If you want to become self employed as a sole trader or freelancer, it is advisable to plan out what you need to do to start your business. There are different aspects to consider such as business name, pricing, budget, customer service, insurance and accounting.
Registering as self employed sole trader
After you have set up your business you will need to register with the tax office – HMRC – HM Revenue & Customs as soon as you can, within a maximum of 3 months.
You will need to proof your business visa, settled or pre-settled status if you are not British citizen, your National Insurance number, your business details, for example: business name, address, start date, etc. You can register online as a sole trader or as a partnership, here HMRC self employment registration.
You will receive a UTR – Unique Taxpayer Reference number, this will be needed later for completing your tax return.
If you do not have a National Insurance number you will then first need to apply for one. Find more about obtaining a NI number here.
Choosing your Business Name
Your business can run under your own name or a business name. If you are a sole trader you are required to display your own name and your business name (if you have one) on your accounts, invoices and business letters.
There are certain rules for the names that you can use for a business. Make sure to choose the right name according to the rules:
- The business name can not include the words or acronyms: ‘limited’, ‘Ltd’, ‘LLP’, ‘limited liability partnership’, ‘PLC’, or ‘public limited company’. These indicate the types of the companies.
- You can not use sensitive words or phrases – sensitive words or expressions list
- You can not use words that refer to a relationship between a government or a local official body.
- You may not use a registered trademark word or similar version of it – Registered trademark list
- You can not use an already registered company name. Find out if your proposed company name already exists here Company house
- And finally you must use socially accepted and non-offensive words.
Your business name is automatically protected by copyright but you can also register it as a trade mark. Registration costs start from £170. Find more details here.
Taxes and National insurance
The tax year runs from 6 April to following year 5 April.

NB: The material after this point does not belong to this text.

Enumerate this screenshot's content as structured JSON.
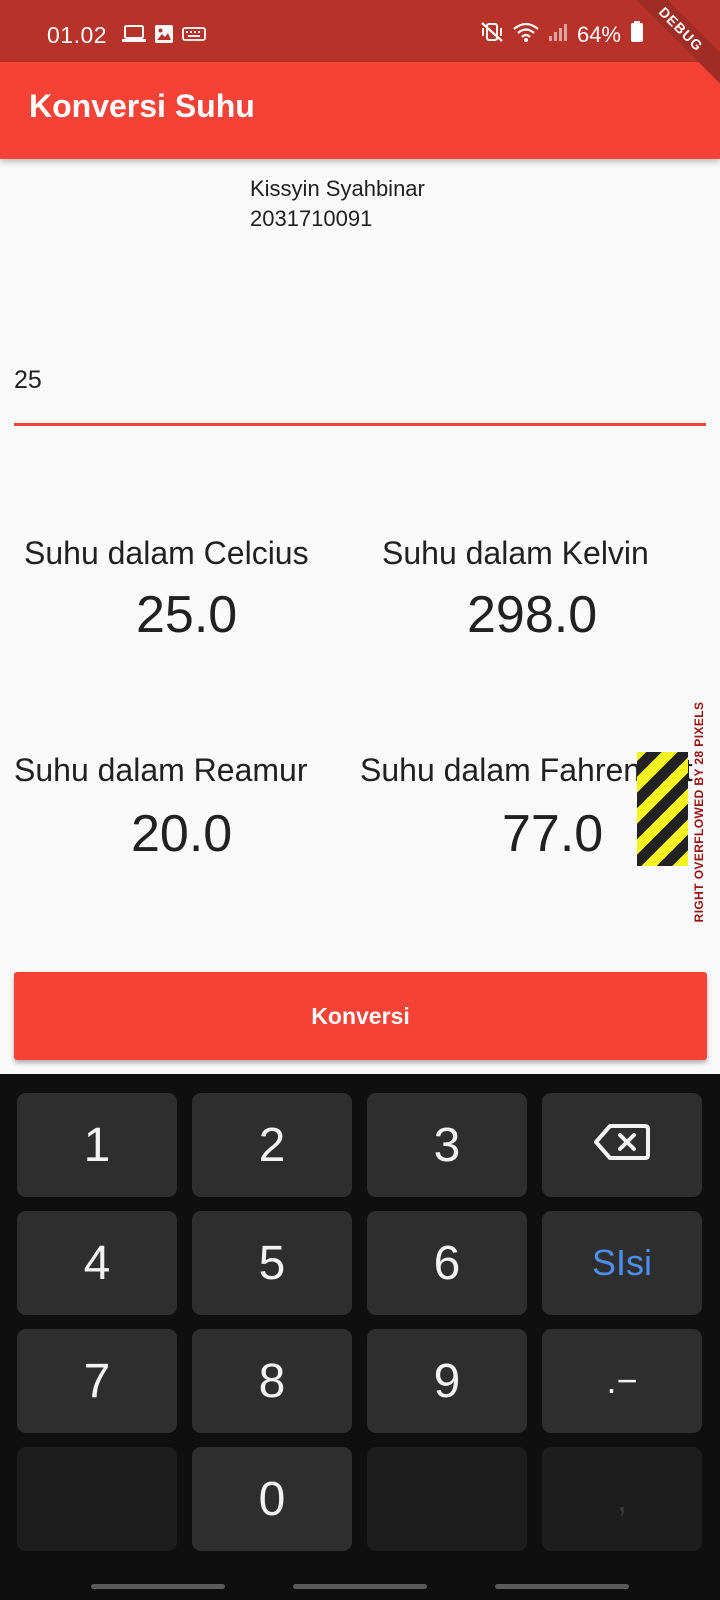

You will need to pay income tax, Class 4 and Class 2 National Insurance contribution on your earnings. You’ll be able to claim expenses, personal allowances and other reliefs as a self employed person. Self-assessments must be submitted and all taxes and NI contributions must be paid by 31 January of the following year.
For example, you started your business on 1 July 2020, then the tax year for your business will end on 5 April 2021 therefore the tax return will need to be submitted and taxes paid by 31 January 2022.
You may need to pay Value added tax (VAT) to HM Revenue and Customs.
You must register for VAT if your taxable turnover is or expected to be more than £85,000 in a 12 month or in a single 30 day period. You must register within 30 days of your business turnover exceeding £85,000.
Register for VAT online or print and fill in a VAT registration form. Help notes.
It is not required that you hire an accountant. If you wish you can manage your business books and tax returns yourself.
Employers Liability Insurance is mandatory if you have employees. More info about taking on an employee.
Public Liability Insurance is optional but recommended. It covers you if someone is injured or if their property is damaged because of your business.
Motor Insurance is required if you use any vehicle. More info about owning a vehicle.
More info about insurances here.
Data Protection Registration
The policy requires that any organization or sole trader that processes personal data (such as customer, employee data) must pay an annual data protection fee on the ICO – Information Commissioner’s Office website. The fee you pay depends on your company’s turnover or the number of employees.
- Tier 1 is £40 per year. Micro organizations and small businesses with a turnover of less than £632,000 for a financial year or up to 10 employees.
- Tier 2 is £60 per year. Small and medium-sized enterprises with a turnover of up to £36 million for a financial year or up to 250 employees.
- Tier 3 is £2,900 per year. Other large organizations and businesses.
Local Council licenses and registrations
In some sectors, you must apply for a license or register with the local council. For example,if you are a beautician, a nail technician, a massage therapist, a taxi driver, etc or the use of an office, shop, salon or a room, or selling certain products, and so on.
Rules may vary by councils. Find out if you need any license or registration at your local council. As a general guide, you can check what license you may need here on the government website.
Ideally you should perform market research. Find out which businesses offer similar products or services to the area you would like to cover. For example, look around on classifieds websites e.g.: www.gumtree.com, or find similar companies on google or in phone books e.g.: www.yell com and check out their price list.
Create your business plan:
- What tools and materials do you need?
- How much do they cost? And how often will you have to replace them?
- Transport costs, if you use a car, how much is the insurance, fuel and other maintenance costs.
- If you have employees, you must also count on other expenses beyond wages e.g.: employer insurance, NI and pension contribution, etc.
- How much you need to spend on advertising, rent, business rates, licences, utility bills, phone bills etc.
- How much your own wages will be.
Calculate how much your turnover (all money you take from customers for your services) should be per week or month. Price your services accordingly.
Find more information about marketing your business here.
For more information about self employment visit www.gov.uk or call 0300 200 2504 tax office – HMRC Newly Self-Employed Helpline.